When Adele sings on her new album, "25," about an emotional experience so vivid that “It was just like a movie / It was just like a song,” she’s probably thinking of a tune by one of her idols: Roberta Flack, say, or
But for fans of this 27-year-old British singer, such a moment could only be captured by one thing: an Adele song.
With her big hair and bigger voice, Adele broke out in 2008 as part of the British retro-soul craze that also included Duffy and Amy Winehouse. Her debut album, "19," spawned a hit single in "Chasing Pavements" and led to a Grammy Award for best new artist. Yet she outgrew any style or scene with the smash follow-up, "21," which presented Adele as a great crystallizer of complicated feelings, an artist writing intimately about her own life (in this case about a devastating breakup) in a way that somehow made the music feel universal.
Despite -- or perhaps because of -- her lack of interest in modern pop-star gamesmanship, "21" also turned the proudly old-fashioned Adele into a profit center for a struggling record industry. In the United States alone, the album sold 11 million copies, enough to make it the biggest-selling title of both 2011 and 2012.
Clearly, the pressure is on to duplicate that commercial success with "25," which comes after a long period of public quiet in which Adele recovered from throat surgery and gave birth to a son (and tweeted no more than a few dozen times). "Hello," the record's brooding lead single, set a record when it was released last month, racking up 1.1 million downloads in a week. But the song's enthusiastic embrace only underscored the other, more pressing demand on the singer as she returns: that her music still provide its trademark catharsis.
Put another way, Adele’s fans have been waiting for years for new Adele songs to explain their experiences to them. And they get a worthy batch on “25,” an album so full of heavy-duty drama that it makes a more lighthearted peer such as
Over tolling piano chords that swell to an echoing throb, she’s reaching out to apologize to an ex in "Hello" -- then realizing when he won’t take her call that she cares about him more than she thought. “All I Ask” is a stunning ballad, co-written by
"Pull me in, hold me tight," she sings, her voice thick with desire as Paul Epworth's drums boom like cannons around her, "Don't let go / Baby, give me life."
Even as it fulfills those expressive requirements, "25" expands the scope of Adele's music, taking up new themes and textures.

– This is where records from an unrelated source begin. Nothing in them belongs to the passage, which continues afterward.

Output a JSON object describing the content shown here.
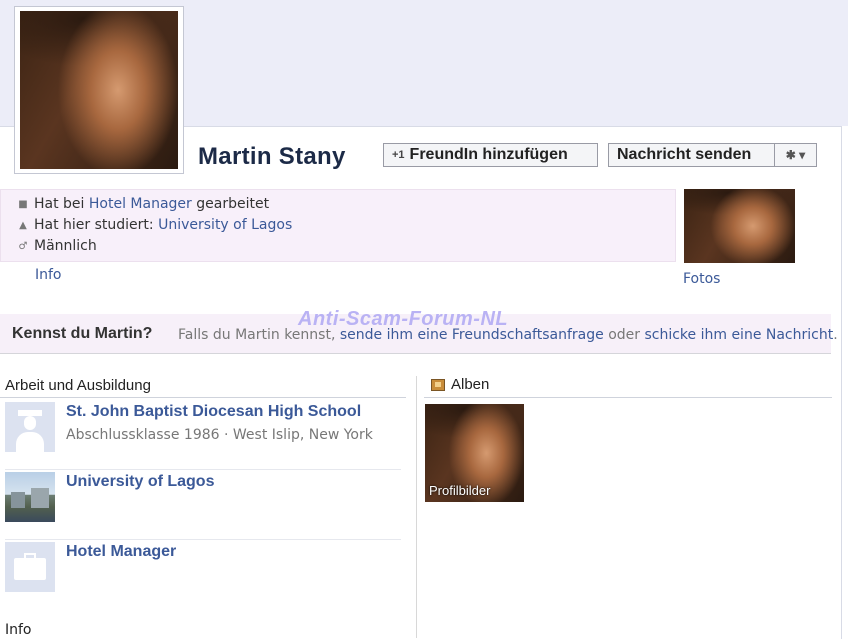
{
  "profile": {
    "name": "Martin Stany"
  },
  "buttons": {
    "add_friend": "FreundIn hinzufügen",
    "send_message": "Nachricht senden"
  },
  "info": {
    "work_prefix": "Hat bei",
    "work_link": "Hotel Manager",
    "work_suffix": "gearbeitet",
    "study_prefix": "Hat hier studiert:",
    "study_link": "University of Lagos",
    "gender": "Männlich",
    "info_link": "Info",
    "fotos_link": "Fotos"
  },
  "watermark": "Anti-Scam-Forum-NL",
  "kennst": {
    "title": "Kennst du Martin?",
    "text_1": "Falls du Martin kennst,",
    "link_1": "sende ihm eine Freundschaftsanfrage",
    "text_2": "oder",
    "link_2": "schicke ihm eine Nachricht",
    "text_3": "."
  },
  "arbeit": {
    "heading": "Arbeit und Ausbildung",
    "entries": [
      {
        "title": "St. John Baptist Diocesan High School",
        "subtitle": "Abschlussklasse 1986 · West Islip, New York",
        "icon": "graduate-icon"
      },
      {
        "title": "University of Lagos",
        "subtitle": "",
        "icon": "campus-photo"
      },
      {
        "title": "Hotel Manager",
        "subtitle": "",
        "icon": "briefcase-icon"
      }
    ]
  },
  "alben": {
    "heading": "Alben",
    "albums": [
      {
        "label": "Profilbilder"
      }
    ]
  },
  "bottom": {
    "info_heading": "Info"
  }
}
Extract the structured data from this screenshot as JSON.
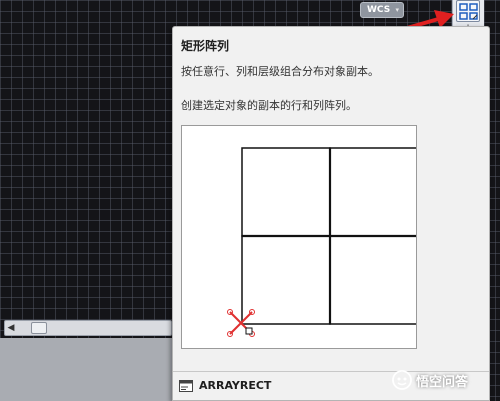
{
  "canvas": {
    "background": "#141418",
    "grid_color": "#5a5f6e"
  },
  "wcs": {
    "label": "WCS",
    "caret": "▾"
  },
  "toolbar": {
    "array_button_icon": "rectangular-array-icon",
    "plus_label": "+"
  },
  "tooltip": {
    "title": "矩形阵列",
    "description": "按任意行、列和层级组合分布对象副本。",
    "detail": "创建选定对象的副本的行和列阵列。",
    "command": "ARRAYRECT",
    "command_icon": "command-line-icon"
  },
  "scrollbar": {
    "left_arrow": "◀"
  },
  "watermark": {
    "text": "悟空问答",
    "icon": "wukong-logo-icon"
  },
  "annotation": {
    "color": "#e02020"
  }
}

There are songs about her life as a mother, including the buoyant, shuffling "Sweetest Devotion" and "Remedy," in which she promises her child, "No river is too wide or too deep for me to swim to you." It's a well-worn lyrical idea refreshed by the ugly-cry intensity of her singing.
There are also songs -- lots of them -- that trade Adele's old righteous acrimony for a gentler sense of longing, as in "When We Were Young," the tune about viewing life as a movie, and the gorgeous "Million Years Ago," which with its sighing cafe-jazz arrangement feels like something Barbra Streisand would've performed four or five decades ago.
"I miss it when life was a party to be thrown," she sings, her youth already wasted (at 27!), "but that was a million years ago."
Time hasn't dulled her sharp edges entirely. "Send My Love (To Your New Lover)" feels like a sly sequel to "Rolling in the Deep," the scorched-earth kiss-off from "21" that described everything her ex was giving up. Here she's over the pain but can't resist poking a bit of fun at the guy, stretching out the word "lover" so that it sounds like she's mocking him -- especially as set against the tick-tock groove by Max Martin and Shellback, Swedish hitmakers known for getting a similar effect with Taylor Swift.
Those are two of Adele's new collaborators on "25," along with Greg Kurstin, who brings an '80s-R&B vibe to "Water Under the Bridge," and Danger Mouse, who sets "River Lea" adrift in waves of his signature organ haze. Yet throughout the album, these pop wizards are coming to Adele, not the other way around. They recognize her singularity and work hard to uphold it, to help fill these songs with as much Adele as possible.
What's truly remarkable is how many people will listen and hear only themselves.